(Beginning of Material provided)
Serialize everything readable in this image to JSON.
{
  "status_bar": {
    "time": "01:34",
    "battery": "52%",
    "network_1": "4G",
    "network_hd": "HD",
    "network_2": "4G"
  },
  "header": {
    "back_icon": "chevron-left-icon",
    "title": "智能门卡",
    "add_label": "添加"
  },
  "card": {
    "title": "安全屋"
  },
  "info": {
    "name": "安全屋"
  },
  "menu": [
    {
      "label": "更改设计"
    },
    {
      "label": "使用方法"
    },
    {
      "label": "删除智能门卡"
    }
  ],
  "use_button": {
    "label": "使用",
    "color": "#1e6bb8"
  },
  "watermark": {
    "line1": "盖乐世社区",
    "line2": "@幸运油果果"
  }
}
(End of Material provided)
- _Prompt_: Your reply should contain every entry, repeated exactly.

- _Exercise output_:
Serialize everything readable in this image to JSON.
{
  "status_bar": {
    "time": "01:34",
    "battery": "52%",
    "network_1": "4G",
    "network_hd": "HD",
    "network_2": "4G"
  },
  "header": {
    "back_icon": "chevron-left-icon",
    "title": "智能门卡",
    "add_label": "添加"
  },
  "card": {
    "title": "安全屋"
  },
  "info": {
    "name": "安全屋"
  },
  "menu": [
    {
      "label": "更改设计"
    },
    {
      "label": "使用方法"
    },
    {
      "label": "删除智能门卡"
    }
  ],
  "use_button": {
    "label": "使用",
    "color": "#1e6bb8"
  },
  "watermark": {
    "line1": "盖乐世社区",
    "line2": "@幸运油果果"
  }
}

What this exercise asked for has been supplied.